Xi’s visit came as he also attended the 25th APEC Economic Leaders’ Meeting in Da Nang, where he delivered a speech calling on member countries to seize the opportunities the global economic recovery will bring, and to keep strengthening the multilateral partnership for more inclusive development.
These ideas were reflected during Xi’s stay in Vietnam, where both sides reached agreements on cooperation in the Belt and Road Initiative and the “two economic corridors and one economic ring” that link China’s southern areas and Vietnam for cooperation in multiple fields.
China and Vietnam have had frequent exchanges at various levels in recent years. Nguyen Phu Trong, General Secretary of the Communist Party of Vietnam, visited China in January 2017, followed by Vietnamese President Tran Dai Quang’s May visit to China when he attended the Belt and Road Forum for International Cooperation. Xi’s visit to Vietnam followed the recently concluded 19th National Congress of the Communist Party of China which analysts have indicated shows the emphasis China places on its neighbor. State broadcaster the Voice of Vietnam labeled 2017 an “especially meaningful year for the Vietnamese-Chinese relationship.”
China and Vietnam have benefited from such frequent exchanges – China has been Vietnam’s biggest trade partner for 13 consecutive years, and Vietnam is China’s ninth-largest trade partner, and the biggest trade partner in ASEAN (Association of Southeast Asian Nations). Media reports said the two countries are expected to accomplish a trade volume of US$100 billion in 2017.

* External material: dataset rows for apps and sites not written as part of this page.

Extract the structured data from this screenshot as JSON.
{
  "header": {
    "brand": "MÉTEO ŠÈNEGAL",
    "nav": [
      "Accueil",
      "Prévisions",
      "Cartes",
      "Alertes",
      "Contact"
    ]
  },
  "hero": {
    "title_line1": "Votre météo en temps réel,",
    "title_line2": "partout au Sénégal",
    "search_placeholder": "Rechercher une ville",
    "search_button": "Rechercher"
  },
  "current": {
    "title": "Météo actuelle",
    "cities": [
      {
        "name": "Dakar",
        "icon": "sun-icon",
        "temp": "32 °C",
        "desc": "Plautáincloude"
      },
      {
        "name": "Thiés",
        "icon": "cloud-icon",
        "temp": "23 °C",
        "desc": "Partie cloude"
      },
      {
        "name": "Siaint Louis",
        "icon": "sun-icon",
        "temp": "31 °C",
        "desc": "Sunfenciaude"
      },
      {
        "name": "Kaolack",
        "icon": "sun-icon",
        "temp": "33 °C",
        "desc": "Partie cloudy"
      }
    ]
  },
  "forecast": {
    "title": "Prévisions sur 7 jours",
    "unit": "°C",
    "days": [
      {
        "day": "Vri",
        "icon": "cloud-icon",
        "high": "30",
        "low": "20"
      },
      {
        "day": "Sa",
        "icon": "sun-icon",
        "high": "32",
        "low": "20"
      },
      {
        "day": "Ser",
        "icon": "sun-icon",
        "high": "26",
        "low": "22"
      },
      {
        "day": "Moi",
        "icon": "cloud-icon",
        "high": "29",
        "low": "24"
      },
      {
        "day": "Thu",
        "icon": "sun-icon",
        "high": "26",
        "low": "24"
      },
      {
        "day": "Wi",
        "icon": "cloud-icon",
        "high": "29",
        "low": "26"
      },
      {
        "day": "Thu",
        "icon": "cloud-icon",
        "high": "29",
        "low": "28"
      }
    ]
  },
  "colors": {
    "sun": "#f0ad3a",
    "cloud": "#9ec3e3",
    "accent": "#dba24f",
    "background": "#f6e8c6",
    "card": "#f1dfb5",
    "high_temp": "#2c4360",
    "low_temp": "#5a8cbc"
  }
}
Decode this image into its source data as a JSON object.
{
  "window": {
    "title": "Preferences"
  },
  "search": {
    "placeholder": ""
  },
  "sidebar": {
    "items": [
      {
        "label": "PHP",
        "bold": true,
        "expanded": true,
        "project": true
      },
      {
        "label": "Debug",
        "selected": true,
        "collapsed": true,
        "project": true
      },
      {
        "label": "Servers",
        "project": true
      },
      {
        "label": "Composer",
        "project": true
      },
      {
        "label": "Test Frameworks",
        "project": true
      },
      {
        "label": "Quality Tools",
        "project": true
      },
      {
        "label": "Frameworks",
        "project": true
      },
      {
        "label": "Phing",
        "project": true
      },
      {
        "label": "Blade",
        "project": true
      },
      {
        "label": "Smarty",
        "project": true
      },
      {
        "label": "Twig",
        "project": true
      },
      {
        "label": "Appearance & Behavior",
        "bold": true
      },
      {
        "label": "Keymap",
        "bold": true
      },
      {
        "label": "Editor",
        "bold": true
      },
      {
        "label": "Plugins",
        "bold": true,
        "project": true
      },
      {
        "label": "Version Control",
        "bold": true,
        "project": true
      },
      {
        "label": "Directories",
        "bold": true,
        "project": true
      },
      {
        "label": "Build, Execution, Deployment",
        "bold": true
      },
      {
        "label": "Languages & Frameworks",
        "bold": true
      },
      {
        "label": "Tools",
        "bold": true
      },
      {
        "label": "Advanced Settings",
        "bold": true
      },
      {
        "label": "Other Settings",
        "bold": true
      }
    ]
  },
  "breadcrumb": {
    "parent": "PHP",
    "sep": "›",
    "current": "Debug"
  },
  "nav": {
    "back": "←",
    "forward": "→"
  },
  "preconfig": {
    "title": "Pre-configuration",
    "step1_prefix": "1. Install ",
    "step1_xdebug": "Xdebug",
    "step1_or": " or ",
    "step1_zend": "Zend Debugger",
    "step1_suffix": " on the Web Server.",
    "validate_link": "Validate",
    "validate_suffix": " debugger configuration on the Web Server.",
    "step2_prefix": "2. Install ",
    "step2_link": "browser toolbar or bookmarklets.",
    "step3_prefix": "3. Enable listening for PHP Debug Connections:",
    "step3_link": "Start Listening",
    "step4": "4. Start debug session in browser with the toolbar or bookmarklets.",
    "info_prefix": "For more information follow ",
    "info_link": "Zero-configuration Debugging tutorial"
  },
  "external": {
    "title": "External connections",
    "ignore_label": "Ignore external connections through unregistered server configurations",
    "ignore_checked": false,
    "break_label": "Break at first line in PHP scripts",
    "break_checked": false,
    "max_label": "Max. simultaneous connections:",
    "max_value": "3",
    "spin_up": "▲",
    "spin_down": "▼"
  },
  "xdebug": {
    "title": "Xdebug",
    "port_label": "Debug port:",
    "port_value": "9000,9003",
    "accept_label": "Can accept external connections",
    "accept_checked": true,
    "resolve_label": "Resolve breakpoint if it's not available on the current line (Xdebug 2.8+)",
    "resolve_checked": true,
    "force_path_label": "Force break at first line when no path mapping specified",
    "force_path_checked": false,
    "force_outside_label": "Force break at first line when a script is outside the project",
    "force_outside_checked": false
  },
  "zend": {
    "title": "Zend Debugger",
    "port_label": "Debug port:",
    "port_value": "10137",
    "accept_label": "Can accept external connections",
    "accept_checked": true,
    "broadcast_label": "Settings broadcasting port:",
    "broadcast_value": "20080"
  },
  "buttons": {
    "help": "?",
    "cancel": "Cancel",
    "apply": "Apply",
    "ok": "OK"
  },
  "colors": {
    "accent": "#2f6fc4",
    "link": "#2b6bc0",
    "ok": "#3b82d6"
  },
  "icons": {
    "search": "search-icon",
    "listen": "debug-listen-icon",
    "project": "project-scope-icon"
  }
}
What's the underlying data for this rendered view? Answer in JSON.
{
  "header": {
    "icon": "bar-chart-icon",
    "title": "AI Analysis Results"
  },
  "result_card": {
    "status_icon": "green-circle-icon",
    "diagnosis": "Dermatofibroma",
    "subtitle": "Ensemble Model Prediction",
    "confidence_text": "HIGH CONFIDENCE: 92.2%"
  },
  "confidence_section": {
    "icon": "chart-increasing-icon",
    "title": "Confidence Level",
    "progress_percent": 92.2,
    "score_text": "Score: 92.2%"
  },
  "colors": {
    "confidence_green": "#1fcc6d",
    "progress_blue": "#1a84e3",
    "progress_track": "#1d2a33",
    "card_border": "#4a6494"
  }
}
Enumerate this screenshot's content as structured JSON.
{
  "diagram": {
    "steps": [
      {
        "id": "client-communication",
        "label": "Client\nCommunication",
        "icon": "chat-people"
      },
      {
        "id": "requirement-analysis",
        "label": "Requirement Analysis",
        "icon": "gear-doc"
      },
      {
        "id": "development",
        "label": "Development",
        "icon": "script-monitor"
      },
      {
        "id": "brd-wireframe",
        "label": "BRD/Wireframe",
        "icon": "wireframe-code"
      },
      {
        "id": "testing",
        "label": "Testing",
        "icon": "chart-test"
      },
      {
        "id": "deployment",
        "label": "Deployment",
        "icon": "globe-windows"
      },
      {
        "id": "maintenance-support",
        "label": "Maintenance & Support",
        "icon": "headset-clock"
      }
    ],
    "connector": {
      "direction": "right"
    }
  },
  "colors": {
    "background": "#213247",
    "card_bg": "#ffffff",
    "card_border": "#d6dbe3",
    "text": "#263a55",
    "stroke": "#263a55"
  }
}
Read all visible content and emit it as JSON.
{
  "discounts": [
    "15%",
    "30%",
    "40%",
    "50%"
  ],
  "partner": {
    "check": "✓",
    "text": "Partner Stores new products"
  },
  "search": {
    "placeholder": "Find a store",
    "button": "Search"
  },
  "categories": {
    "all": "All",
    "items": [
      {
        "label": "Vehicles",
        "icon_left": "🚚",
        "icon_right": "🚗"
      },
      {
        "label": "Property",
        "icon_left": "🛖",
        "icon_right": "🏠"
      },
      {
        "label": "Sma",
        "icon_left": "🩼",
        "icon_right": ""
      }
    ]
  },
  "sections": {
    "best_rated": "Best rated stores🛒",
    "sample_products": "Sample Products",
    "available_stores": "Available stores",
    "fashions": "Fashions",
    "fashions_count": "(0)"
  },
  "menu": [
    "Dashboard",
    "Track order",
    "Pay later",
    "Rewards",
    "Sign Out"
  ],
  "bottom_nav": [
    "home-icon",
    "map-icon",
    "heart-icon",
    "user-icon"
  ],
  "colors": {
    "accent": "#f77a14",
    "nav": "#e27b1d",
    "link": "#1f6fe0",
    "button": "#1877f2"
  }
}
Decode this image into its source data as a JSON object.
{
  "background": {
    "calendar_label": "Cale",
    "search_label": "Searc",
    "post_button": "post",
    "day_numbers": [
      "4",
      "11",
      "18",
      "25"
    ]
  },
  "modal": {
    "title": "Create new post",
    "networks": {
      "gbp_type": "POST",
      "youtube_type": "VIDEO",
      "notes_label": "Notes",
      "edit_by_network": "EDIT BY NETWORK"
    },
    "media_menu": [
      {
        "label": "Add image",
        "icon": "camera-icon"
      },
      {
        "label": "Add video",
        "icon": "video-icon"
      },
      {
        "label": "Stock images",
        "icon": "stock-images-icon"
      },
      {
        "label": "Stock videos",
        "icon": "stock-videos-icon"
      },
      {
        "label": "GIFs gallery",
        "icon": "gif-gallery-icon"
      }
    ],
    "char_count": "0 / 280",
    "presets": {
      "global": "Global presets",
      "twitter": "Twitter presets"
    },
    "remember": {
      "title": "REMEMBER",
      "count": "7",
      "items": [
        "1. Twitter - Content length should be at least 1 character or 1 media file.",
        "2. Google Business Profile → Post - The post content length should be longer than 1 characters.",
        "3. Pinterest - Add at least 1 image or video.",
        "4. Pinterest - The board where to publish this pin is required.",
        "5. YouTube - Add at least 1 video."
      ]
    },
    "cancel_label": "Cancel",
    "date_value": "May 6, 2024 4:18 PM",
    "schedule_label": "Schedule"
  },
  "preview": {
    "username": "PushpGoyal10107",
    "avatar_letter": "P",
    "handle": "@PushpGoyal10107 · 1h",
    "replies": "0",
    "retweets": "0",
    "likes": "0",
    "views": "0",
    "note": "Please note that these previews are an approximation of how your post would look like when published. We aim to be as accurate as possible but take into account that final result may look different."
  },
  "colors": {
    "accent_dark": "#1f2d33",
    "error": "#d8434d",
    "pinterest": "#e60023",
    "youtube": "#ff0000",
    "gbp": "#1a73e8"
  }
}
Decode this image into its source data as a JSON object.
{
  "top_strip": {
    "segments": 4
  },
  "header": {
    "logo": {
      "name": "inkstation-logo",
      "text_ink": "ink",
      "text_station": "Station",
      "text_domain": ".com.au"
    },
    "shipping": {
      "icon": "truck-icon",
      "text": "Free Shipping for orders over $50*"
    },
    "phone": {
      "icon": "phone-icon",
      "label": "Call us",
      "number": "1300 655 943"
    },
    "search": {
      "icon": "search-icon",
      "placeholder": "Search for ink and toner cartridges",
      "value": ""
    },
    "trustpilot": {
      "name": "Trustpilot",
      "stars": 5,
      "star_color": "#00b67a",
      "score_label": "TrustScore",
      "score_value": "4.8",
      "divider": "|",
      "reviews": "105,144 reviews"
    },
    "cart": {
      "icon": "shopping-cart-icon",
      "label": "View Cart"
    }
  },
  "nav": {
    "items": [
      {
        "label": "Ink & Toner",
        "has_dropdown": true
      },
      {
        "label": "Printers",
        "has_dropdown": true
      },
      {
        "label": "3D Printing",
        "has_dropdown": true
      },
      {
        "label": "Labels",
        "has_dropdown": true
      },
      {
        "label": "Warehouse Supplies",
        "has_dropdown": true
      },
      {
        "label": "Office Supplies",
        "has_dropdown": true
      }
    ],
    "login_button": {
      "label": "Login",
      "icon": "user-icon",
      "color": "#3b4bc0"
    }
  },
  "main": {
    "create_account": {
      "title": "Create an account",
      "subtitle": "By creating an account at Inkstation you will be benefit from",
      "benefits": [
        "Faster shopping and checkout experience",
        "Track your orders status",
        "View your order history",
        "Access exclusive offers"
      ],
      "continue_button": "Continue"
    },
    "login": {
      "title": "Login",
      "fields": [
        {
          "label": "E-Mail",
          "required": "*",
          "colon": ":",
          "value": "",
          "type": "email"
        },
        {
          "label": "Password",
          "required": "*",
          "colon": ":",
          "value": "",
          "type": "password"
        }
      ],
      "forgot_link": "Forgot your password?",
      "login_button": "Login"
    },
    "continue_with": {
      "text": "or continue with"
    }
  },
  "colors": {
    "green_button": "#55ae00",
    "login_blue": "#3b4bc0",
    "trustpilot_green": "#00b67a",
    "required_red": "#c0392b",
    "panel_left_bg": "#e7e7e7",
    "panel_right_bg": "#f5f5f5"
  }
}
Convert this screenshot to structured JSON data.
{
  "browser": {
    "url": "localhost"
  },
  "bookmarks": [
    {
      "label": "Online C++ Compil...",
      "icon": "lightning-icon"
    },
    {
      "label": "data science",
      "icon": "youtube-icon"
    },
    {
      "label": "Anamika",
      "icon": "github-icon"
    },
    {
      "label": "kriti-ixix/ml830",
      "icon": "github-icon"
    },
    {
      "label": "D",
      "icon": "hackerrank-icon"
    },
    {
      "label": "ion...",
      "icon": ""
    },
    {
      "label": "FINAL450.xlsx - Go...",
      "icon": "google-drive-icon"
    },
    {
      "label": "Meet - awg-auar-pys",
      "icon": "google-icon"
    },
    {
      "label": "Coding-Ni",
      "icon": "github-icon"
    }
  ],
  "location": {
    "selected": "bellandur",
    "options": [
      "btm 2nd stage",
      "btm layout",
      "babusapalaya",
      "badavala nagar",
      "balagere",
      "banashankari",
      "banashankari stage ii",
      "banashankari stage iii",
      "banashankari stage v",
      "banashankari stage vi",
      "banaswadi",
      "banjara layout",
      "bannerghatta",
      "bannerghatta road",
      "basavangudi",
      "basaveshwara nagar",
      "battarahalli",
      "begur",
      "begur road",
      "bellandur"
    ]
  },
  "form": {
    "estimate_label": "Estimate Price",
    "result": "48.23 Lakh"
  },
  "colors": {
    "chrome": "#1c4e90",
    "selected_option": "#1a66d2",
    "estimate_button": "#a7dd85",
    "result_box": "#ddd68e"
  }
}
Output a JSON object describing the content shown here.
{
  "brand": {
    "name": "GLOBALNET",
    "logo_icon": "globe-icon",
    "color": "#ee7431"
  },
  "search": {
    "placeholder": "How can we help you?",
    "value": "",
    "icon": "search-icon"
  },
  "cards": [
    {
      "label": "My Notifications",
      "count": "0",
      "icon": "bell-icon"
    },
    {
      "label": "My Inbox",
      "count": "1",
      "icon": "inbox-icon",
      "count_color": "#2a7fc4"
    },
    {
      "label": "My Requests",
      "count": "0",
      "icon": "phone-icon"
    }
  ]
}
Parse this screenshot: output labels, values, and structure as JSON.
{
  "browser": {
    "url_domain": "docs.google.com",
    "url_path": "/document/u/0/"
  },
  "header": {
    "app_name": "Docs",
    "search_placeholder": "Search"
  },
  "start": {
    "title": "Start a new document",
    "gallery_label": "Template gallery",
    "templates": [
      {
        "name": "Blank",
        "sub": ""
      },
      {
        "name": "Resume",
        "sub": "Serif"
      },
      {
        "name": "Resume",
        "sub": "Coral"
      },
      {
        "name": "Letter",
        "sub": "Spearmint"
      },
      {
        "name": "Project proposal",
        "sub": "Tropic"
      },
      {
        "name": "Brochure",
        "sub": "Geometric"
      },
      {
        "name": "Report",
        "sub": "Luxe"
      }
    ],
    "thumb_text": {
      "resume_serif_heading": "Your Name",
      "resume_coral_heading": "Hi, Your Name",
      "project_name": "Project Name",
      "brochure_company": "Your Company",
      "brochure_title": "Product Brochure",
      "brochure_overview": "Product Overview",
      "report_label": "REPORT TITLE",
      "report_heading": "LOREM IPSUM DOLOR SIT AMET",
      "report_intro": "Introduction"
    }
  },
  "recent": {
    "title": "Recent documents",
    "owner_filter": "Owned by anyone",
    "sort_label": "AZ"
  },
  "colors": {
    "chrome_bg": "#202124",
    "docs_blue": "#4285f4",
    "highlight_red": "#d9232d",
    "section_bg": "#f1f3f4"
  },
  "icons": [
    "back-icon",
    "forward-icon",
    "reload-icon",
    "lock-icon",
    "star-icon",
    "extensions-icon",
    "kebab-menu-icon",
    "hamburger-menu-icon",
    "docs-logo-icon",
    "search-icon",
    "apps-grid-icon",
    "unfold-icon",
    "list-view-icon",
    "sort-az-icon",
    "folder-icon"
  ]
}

The close cooperation is also helping to cool down the territorial disputes in the South China Sea, according to media reports. Singapore’s Chinese paper Lianhe Zaobao reported that the Chinese and Vietnamese leaders reached consensus on jointly safeguarding peace and stability in the South China Sea.
Given both countries are socialist, analysts believe that the Sino-Vietnamese relationship will play a crucial political role.
“The two countries should treat the bilateral relationship from a higher and wider angle. They should learn from each other and jointly promote socialist construction to set a good example for the community of common destiny and the new-style of international relationship,” commented Wang Linggui, the executive deputy-director of the National Institute for Global Strategy at the Chinese Academy of Social Sciences.